Exclude any images and output the remaining records exactly.
---*---
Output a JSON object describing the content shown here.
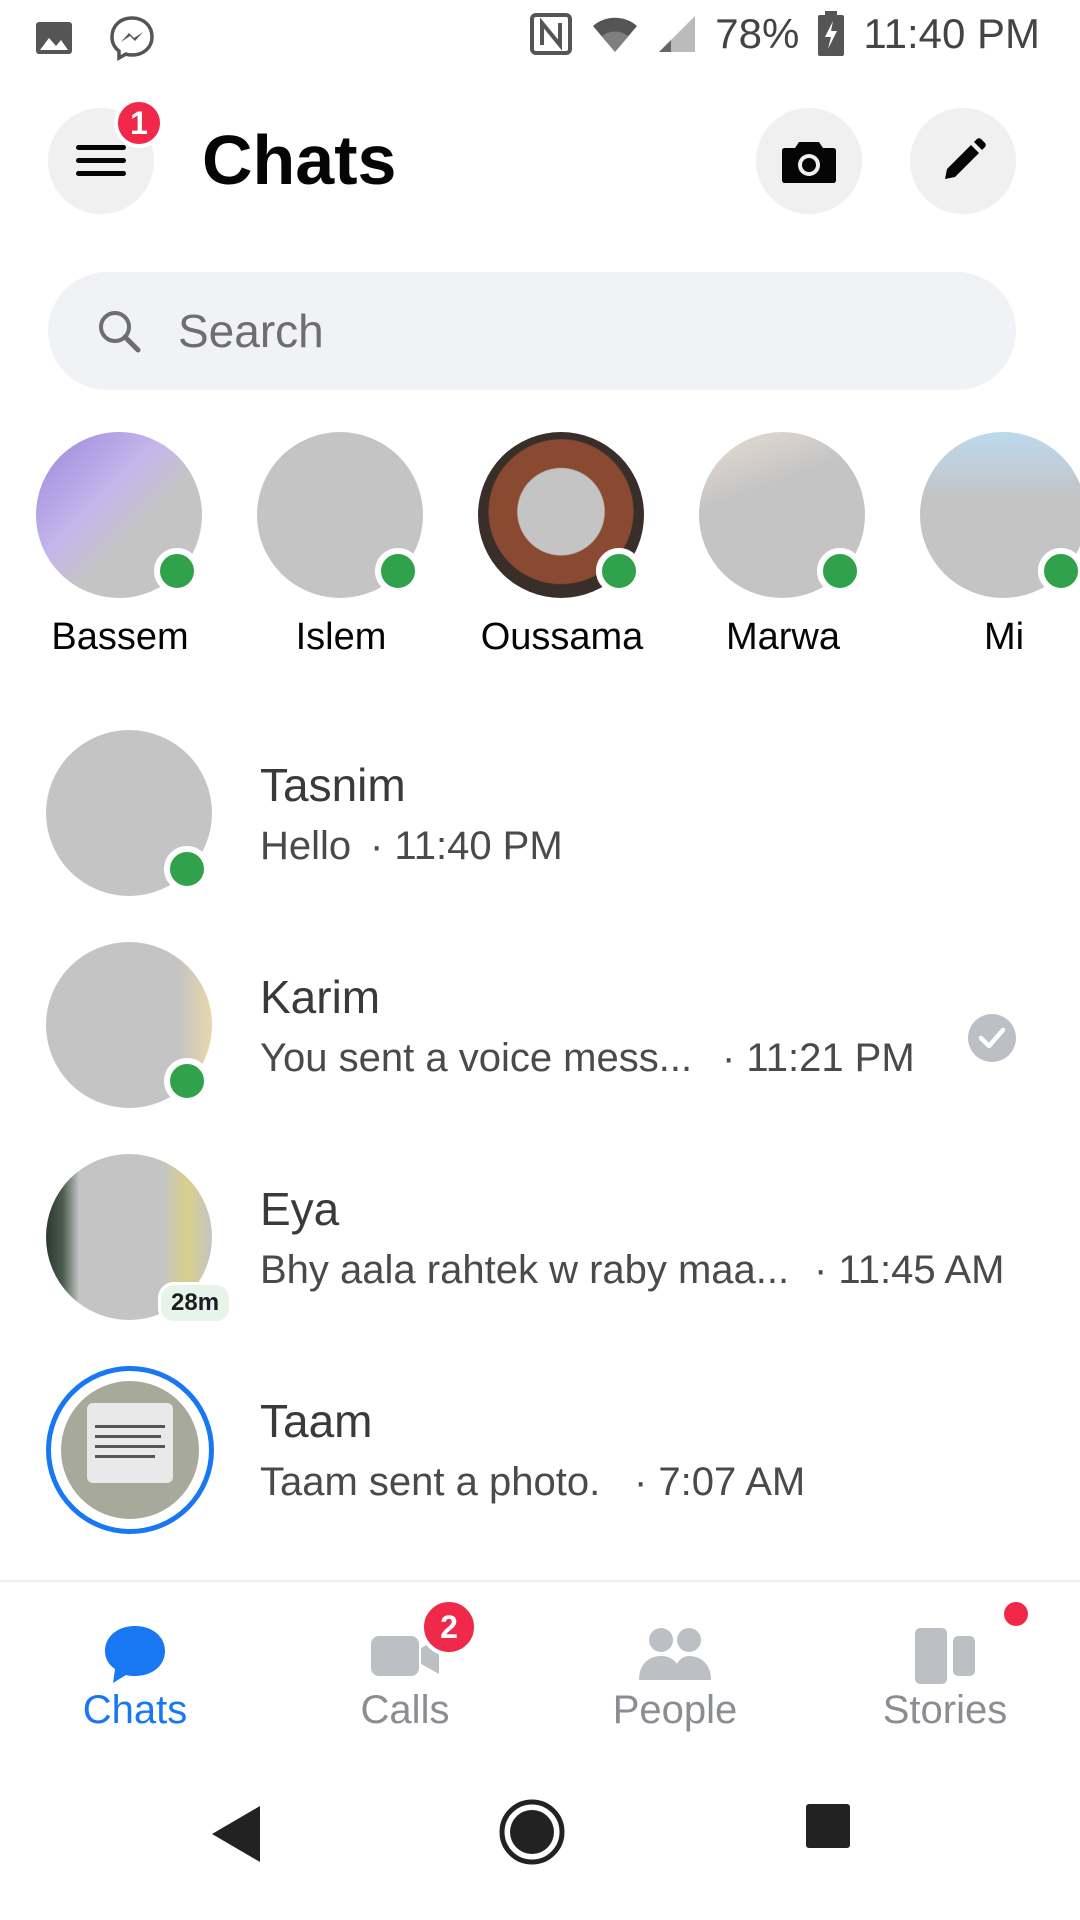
{
  "status_bar": {
    "battery": "78%",
    "time": "11:40 PM",
    "icons": [
      "gallery-icon",
      "messenger-icon",
      "nfc-icon",
      "wifi-icon",
      "signal-icon",
      "battery-charging-icon"
    ]
  },
  "header": {
    "title": "Chats",
    "menu_badge": "1"
  },
  "search": {
    "placeholder": "Search"
  },
  "active_contacts": [
    {
      "name": "Bassem",
      "online": true
    },
    {
      "name": "Islem",
      "online": true
    },
    {
      "name": "Oussama",
      "online": true
    },
    {
      "name": "Marwa",
      "online": true
    },
    {
      "name": "Mi",
      "online": true
    }
  ],
  "chats": [
    {
      "name": "Tasnim",
      "preview": "Hello",
      "time": "· 11:40 PM",
      "online": true
    },
    {
      "name": "Karim",
      "preview": "You sent a voice mess...",
      "time": "· 11:21 PM",
      "online": true,
      "seen": true
    },
    {
      "name": "Eya",
      "preview": "Bhy aala rahtek w raby maa...",
      "time": "· 11:45 AM",
      "active_ago": "28m"
    },
    {
      "name": "Taam",
      "preview": "Taam sent a photo.",
      "time": "· 7:07 AM",
      "story": true
    }
  ],
  "tabs": [
    {
      "label": "Chats",
      "icon": "chat-bubble-icon",
      "active": true
    },
    {
      "label": "Calls",
      "icon": "video-call-icon",
      "badge": "2"
    },
    {
      "label": "People",
      "icon": "people-icon"
    },
    {
      "label": "Stories",
      "icon": "stories-icon",
      "dot": true
    }
  ],
  "colors": {
    "accent": "#1877f2",
    "online": "#31a24c",
    "badge": "#f02849",
    "inactive": "#8a8d91"
  }
}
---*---
= Your solution =
Output a JSON object describing the content shown here.
{
  "status_bar": {
    "battery": "78%",
    "time": "11:40 PM",
    "icons": [
      "gallery-icon",
      "messenger-icon",
      "nfc-icon",
      "wifi-icon",
      "signal-icon",
      "battery-charging-icon"
    ]
  },
  "header": {
    "title": "Chats",
    "menu_badge": "1"
  },
  "search": {
    "placeholder": "Search"
  },
  "active_contacts": [
    {
      "name": "Bassem",
      "online": true
    },
    {
      "name": "Islem",
      "online": true
    },
    {
      "name": "Oussama",
      "online": true
    },
    {
      "name": "Marwa",
      "online": true
    },
    {
      "name": "Mi",
      "online": true
    }
  ],
  "chats": [
    {
      "name": "Tasnim",
      "preview": "Hello",
      "time": "· 11:40 PM",
      "online": true
    },
    {
      "name": "Karim",
      "preview": "You sent a voice mess...",
      "time": "· 11:21 PM",
      "online": true,
      "seen": true
    },
    {
      "name": "Eya",
      "preview": "Bhy aala rahtek w raby maa...",
      "time": "· 11:45 AM",
      "active_ago": "28m"
    },
    {
      "name": "Taam",
      "preview": "Taam sent a photo.",
      "time": "· 7:07 AM",
      "story": true
    }
  ],
  "tabs": [
    {
      "label": "Chats",
      "icon": "chat-bubble-icon",
      "active": true
    },
    {
      "label": "Calls",
      "icon": "video-call-icon",
      "badge": "2"
    },
    {
      "label": "People",
      "icon": "people-icon"
    },
    {
      "label": "Stories",
      "icon": "stories-icon",
      "dot": true
    }
  ],
  "colors": {
    "accent": "#1877f2",
    "online": "#31a24c",
    "badge": "#f02849",
    "inactive": "#8a8d91"
  }
}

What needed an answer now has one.